The proposed novel miniaturized intrinsic fiber Fabry–Perot interferometric sensor (IFFPIs) made by pure silica is capable of withstanding high temperature up to 1200°C with stable shape of the interference spectra and good linearity between wavelength shift and temperature change. The sensitivity can be enhanced significantly via the modified Vernier effect, comparing to other configurations using similar HC-PCFs –. The amplification factor can be further increased by reducing the length of the pure silica tip and increasing the length of the HC-PCF cavity.
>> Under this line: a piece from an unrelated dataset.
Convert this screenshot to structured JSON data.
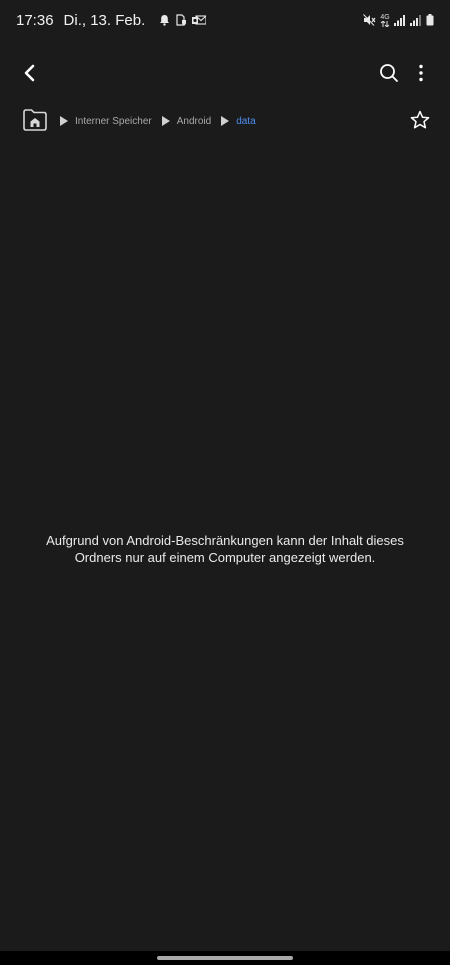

Owing to the advantages of high sensitivity, good stability, compactness and easy fabrication, the proposed sensor has promising prospect in high temperature sensing application.
The authors are grateful to the financial support from National Natural Science Foundation of China (no. 61775186); the Fujian Provincial Department of Science and Technology (Project no. 2014H6027); the Marine and Fisheries Bureau of Xiamen (Project no. 16CZB025SF03); and Bureau of Science and Technology of Quanzhou (Project no. 2015G32).